Scan the entries below and count the lines holding the string "name". Supply only the number.

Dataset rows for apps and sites
++++++
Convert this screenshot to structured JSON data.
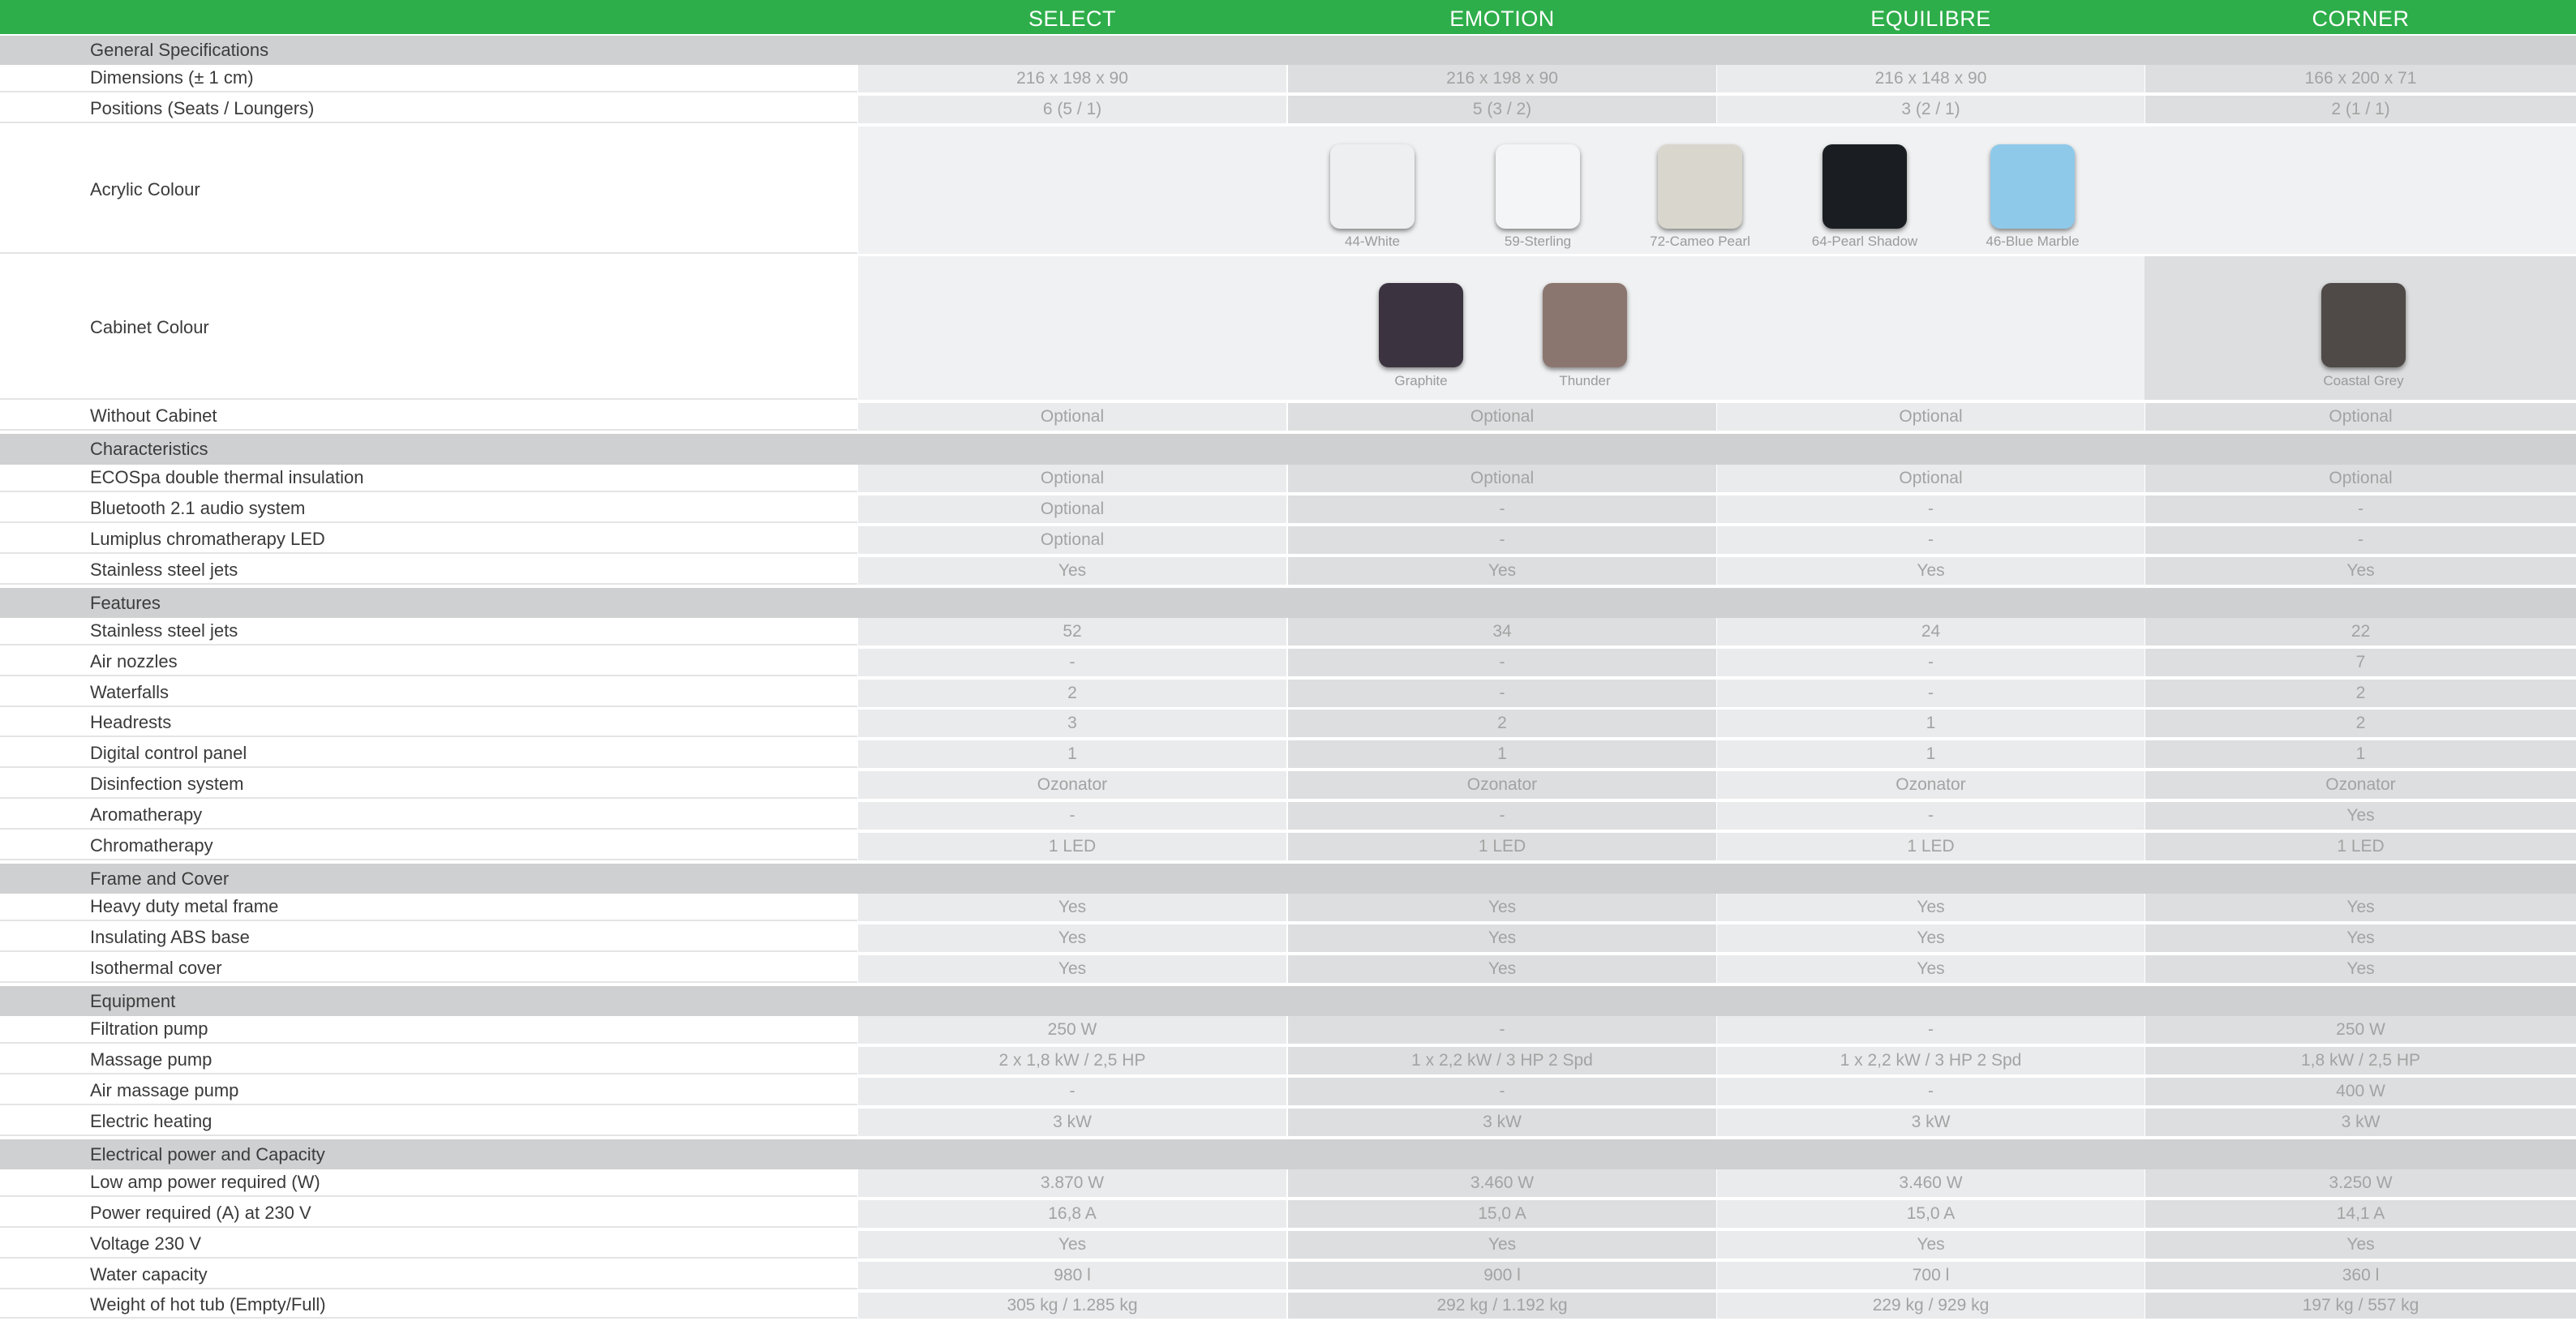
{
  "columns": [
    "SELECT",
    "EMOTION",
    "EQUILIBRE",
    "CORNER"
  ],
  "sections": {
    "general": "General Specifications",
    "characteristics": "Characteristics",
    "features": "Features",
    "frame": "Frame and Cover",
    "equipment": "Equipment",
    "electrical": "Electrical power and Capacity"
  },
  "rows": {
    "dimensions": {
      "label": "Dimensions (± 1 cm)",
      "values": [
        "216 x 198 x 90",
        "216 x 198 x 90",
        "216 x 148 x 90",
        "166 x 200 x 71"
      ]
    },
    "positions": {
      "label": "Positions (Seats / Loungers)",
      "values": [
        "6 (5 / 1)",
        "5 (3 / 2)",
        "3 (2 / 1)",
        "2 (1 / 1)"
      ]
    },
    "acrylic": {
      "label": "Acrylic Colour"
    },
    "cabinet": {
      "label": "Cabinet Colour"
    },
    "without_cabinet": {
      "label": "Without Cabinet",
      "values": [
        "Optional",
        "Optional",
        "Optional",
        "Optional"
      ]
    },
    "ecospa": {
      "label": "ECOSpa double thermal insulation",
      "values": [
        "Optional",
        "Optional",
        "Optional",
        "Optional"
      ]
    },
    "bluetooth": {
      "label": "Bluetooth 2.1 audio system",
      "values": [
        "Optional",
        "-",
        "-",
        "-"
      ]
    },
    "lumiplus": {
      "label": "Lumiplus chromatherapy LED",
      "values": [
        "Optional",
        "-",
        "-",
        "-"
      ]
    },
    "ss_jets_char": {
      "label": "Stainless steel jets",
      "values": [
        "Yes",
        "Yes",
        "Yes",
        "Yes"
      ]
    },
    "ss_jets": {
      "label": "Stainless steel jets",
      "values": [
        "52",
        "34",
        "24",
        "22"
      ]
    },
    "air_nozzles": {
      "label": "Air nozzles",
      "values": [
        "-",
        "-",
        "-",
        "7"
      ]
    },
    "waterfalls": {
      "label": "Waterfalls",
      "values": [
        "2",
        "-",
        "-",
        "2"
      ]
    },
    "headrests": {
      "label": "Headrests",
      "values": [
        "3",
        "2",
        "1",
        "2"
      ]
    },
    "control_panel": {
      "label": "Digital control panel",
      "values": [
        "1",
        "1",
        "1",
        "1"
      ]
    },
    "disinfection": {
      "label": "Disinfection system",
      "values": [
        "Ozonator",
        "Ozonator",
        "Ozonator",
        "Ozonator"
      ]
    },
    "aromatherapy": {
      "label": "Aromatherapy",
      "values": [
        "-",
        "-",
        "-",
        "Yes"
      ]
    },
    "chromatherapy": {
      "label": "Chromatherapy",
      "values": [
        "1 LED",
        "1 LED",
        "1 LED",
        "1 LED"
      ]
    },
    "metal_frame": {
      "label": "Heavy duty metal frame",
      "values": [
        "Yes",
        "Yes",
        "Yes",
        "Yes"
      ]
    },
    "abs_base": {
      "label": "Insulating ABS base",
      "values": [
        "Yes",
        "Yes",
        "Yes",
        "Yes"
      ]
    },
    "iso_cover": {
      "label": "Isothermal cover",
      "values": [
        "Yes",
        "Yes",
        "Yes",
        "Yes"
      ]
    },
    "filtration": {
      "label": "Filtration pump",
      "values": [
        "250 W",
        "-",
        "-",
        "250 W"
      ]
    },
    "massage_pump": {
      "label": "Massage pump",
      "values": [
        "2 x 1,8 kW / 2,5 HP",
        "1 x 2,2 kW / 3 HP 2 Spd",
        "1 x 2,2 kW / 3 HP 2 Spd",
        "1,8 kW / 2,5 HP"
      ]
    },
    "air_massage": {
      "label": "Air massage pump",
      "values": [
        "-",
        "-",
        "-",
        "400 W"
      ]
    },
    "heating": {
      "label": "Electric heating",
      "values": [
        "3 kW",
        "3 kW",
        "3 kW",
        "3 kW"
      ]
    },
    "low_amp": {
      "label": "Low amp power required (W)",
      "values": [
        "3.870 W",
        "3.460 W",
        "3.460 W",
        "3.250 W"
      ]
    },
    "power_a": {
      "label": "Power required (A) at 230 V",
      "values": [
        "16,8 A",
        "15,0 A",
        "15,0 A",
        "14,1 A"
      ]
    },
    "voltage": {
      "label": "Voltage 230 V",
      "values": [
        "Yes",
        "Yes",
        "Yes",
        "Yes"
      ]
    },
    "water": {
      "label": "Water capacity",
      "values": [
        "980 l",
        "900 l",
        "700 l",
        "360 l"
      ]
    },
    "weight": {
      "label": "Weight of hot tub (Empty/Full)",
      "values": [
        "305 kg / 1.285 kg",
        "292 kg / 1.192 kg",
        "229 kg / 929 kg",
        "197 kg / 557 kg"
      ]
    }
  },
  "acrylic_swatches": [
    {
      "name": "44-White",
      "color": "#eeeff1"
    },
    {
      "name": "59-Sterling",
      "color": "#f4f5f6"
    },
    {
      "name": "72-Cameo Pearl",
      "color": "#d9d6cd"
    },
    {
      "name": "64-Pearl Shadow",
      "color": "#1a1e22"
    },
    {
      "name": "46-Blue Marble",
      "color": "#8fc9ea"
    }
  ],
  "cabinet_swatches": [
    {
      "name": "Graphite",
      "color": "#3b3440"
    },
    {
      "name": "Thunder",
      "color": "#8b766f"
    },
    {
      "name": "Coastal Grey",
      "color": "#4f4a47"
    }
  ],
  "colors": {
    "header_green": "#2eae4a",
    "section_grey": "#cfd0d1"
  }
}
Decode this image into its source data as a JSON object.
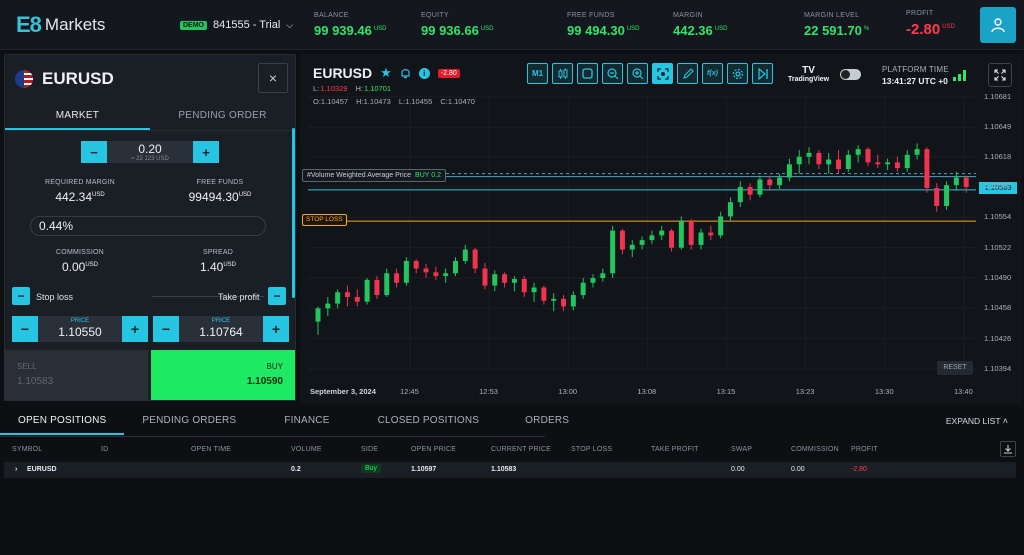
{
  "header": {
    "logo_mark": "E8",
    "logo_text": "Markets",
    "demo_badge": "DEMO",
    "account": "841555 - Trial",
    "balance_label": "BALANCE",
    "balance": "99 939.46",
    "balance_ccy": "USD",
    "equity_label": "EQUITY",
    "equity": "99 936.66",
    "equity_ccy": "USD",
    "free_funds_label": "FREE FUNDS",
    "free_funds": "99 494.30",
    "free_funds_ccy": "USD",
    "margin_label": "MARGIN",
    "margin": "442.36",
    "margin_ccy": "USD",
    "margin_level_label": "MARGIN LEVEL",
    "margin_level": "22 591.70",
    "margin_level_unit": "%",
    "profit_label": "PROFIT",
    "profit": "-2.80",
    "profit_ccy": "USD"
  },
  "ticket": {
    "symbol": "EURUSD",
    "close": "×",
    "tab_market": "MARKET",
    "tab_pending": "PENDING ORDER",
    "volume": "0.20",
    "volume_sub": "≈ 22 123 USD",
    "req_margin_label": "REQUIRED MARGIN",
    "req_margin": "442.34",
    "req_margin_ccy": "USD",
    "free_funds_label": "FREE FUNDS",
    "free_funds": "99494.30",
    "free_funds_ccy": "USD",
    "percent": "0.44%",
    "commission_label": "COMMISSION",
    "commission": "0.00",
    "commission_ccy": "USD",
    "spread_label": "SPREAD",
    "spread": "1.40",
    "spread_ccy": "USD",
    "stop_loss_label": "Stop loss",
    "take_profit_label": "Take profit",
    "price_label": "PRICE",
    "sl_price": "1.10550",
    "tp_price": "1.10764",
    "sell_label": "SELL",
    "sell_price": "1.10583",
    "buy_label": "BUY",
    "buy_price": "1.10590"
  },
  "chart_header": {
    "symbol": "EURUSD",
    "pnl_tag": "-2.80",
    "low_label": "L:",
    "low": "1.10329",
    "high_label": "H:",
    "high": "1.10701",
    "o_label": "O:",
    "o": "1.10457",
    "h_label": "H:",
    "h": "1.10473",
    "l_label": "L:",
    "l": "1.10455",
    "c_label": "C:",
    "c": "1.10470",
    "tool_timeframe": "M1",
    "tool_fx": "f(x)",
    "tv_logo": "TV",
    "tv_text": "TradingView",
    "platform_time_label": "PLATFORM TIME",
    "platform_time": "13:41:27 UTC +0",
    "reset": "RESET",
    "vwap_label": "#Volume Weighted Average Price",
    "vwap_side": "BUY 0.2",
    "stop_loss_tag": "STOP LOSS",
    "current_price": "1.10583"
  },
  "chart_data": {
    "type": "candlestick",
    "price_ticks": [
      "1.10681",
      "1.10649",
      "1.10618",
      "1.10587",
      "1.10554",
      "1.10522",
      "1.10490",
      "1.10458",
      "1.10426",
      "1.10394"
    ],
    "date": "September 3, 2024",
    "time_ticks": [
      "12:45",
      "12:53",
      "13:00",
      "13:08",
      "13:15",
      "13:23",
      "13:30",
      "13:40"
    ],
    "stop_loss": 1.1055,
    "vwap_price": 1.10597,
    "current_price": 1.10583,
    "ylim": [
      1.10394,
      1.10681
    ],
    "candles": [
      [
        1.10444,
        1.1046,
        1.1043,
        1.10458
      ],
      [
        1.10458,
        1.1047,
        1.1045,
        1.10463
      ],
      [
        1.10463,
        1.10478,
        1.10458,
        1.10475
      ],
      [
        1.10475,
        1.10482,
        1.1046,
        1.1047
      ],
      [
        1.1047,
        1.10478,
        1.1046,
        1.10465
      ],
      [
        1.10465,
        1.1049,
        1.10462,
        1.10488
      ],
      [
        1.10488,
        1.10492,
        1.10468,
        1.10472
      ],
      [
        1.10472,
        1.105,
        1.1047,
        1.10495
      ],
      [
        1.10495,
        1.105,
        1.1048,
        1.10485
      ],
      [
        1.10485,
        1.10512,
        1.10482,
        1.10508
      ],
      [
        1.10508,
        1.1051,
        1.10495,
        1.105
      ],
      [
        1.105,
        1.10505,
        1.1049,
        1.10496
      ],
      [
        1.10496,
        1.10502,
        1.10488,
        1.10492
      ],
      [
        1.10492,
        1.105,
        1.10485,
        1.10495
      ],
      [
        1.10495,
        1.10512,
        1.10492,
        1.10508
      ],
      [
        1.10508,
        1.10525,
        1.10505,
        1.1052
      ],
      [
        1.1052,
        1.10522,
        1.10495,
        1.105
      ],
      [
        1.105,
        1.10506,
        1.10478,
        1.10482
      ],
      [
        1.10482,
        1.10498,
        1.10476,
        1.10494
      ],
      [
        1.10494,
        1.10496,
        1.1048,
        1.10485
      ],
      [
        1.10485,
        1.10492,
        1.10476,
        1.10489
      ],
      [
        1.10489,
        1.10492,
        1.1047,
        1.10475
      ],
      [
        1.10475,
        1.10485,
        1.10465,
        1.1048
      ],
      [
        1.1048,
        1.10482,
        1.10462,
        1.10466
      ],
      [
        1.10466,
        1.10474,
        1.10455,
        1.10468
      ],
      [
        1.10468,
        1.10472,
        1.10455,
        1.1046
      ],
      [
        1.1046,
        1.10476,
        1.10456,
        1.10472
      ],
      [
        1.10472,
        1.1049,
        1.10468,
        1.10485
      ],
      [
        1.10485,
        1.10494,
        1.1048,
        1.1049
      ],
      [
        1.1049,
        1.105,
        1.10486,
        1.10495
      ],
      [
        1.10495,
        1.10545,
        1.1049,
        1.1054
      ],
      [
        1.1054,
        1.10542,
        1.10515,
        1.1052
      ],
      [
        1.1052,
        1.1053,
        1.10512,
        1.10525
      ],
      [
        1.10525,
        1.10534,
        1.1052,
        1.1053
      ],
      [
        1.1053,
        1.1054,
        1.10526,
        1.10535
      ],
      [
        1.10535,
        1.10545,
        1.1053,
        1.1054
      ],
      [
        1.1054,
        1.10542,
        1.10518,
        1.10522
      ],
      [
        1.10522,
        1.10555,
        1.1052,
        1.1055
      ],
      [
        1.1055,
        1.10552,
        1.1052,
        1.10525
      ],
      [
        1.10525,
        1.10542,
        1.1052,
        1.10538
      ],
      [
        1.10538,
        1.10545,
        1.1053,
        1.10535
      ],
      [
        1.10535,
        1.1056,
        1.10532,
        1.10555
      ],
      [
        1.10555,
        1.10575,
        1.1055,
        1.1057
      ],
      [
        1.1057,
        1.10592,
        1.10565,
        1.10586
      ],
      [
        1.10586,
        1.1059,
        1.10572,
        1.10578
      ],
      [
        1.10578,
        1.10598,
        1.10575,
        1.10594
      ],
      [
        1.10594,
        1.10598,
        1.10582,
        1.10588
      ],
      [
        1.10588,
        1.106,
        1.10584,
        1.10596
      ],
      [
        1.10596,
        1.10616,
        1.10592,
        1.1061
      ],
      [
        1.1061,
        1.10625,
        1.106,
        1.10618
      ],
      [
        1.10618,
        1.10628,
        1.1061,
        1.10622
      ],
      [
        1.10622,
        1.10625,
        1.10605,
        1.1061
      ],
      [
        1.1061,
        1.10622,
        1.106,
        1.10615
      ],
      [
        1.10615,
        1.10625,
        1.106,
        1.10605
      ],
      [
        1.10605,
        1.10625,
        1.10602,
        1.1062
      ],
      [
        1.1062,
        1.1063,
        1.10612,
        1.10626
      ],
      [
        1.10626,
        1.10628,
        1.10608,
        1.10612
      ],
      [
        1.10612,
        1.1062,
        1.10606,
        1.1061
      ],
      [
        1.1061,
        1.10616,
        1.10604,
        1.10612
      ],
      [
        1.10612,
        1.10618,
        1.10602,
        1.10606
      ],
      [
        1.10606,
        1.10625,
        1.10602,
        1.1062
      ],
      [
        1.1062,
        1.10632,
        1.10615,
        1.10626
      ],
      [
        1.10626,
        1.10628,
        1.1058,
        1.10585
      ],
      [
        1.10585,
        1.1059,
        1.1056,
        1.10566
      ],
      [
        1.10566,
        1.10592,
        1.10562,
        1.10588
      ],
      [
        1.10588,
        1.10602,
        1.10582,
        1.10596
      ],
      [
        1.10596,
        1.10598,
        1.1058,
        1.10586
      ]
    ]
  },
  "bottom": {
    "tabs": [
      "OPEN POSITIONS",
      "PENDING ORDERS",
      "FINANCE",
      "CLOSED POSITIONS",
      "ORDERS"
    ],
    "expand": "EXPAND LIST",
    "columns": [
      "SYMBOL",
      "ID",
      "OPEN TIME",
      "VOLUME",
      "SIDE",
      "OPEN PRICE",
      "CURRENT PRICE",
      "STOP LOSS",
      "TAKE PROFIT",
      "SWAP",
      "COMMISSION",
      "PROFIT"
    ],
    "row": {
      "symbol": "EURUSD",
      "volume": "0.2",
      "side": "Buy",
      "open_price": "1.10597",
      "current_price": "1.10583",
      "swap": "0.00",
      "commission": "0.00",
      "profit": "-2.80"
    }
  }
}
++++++
§ ANSWER FOR THE TASK: 8